Brett Shaw ” I have always loved the sound of tape. The first things I ever recorded were demos for my band “South” to a four-track tape recorder. These were picked up by a label called Mo’wax and released as the “Four track sessions”. Even then I realised you could do many things with tape, like overdrive the inputs to crunch the sound and flip the tape backwards to record reverse parts. How I like to record to tape now is to sound vintage. Like Motown or even the modern Daptone records with minimal micing. Usually, one or two mics on the drums in the right places is just fine. When I produce, I often record in this format then import into the computer and work with modern sounds alongside the classic sounding stuff. “
123 now offers fully analogue recording to 24 track Otari Mx80 tape machine.

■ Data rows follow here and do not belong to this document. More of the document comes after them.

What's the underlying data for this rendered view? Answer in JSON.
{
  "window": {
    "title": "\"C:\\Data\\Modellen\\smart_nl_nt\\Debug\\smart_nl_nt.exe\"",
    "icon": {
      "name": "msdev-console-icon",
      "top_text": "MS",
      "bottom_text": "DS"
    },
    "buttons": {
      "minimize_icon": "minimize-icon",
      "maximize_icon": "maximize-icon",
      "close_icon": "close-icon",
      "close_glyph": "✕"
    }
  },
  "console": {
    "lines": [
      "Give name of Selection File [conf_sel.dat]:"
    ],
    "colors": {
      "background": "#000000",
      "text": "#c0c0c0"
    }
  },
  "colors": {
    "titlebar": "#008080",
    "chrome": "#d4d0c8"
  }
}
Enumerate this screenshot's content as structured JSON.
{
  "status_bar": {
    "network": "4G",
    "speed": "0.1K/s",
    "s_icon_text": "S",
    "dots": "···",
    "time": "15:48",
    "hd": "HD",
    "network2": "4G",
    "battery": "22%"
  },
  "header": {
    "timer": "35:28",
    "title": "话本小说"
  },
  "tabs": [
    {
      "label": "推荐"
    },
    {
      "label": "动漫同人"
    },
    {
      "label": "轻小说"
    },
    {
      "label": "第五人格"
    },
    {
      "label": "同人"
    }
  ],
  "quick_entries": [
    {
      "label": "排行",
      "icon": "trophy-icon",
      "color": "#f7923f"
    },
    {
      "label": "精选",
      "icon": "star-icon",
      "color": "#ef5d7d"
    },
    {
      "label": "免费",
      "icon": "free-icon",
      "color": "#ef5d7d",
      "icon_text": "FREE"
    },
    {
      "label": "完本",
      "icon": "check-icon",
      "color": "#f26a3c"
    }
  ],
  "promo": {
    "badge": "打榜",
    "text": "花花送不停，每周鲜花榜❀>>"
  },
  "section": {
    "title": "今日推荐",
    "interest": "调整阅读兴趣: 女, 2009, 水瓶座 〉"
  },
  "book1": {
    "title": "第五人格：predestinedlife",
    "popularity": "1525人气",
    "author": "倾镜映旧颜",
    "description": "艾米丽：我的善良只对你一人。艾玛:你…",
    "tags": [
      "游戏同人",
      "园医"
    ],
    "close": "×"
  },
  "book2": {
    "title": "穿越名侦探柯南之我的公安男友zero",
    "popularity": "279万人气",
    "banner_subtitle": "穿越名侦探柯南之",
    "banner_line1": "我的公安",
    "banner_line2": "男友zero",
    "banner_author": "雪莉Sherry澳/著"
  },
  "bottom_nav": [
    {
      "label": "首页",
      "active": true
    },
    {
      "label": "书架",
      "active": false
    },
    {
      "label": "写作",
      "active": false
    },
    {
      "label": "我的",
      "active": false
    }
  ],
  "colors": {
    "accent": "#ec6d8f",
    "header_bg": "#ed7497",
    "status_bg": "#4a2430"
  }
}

There is also a 1/4 Mono Studer B62 Tape machine and a wonderfully wonky Revox A77 that all have different sounds.
Brett Shaw “Another side to analogue is to transfer digital recordings and use the benefits of tape. I did this a lot with the new Foals record. It’s possible to use the tape machines as analogue inserts and while correcting the machine head delay in pro tools, to use them like you would a plugin. The SSL E series also lets you use the small faders to ride the level into the tape machine to get the exact amount of tape saturation whilst listening in real time.
There are some examples of fully analogue recordings below. These were all done in the old style with no more than 8 tracks of tape.
Penny Betts “Lights “
Skaboro “Bam Bam”
Example of putting digital recordings through the tape machines –
Foals “On the Luna”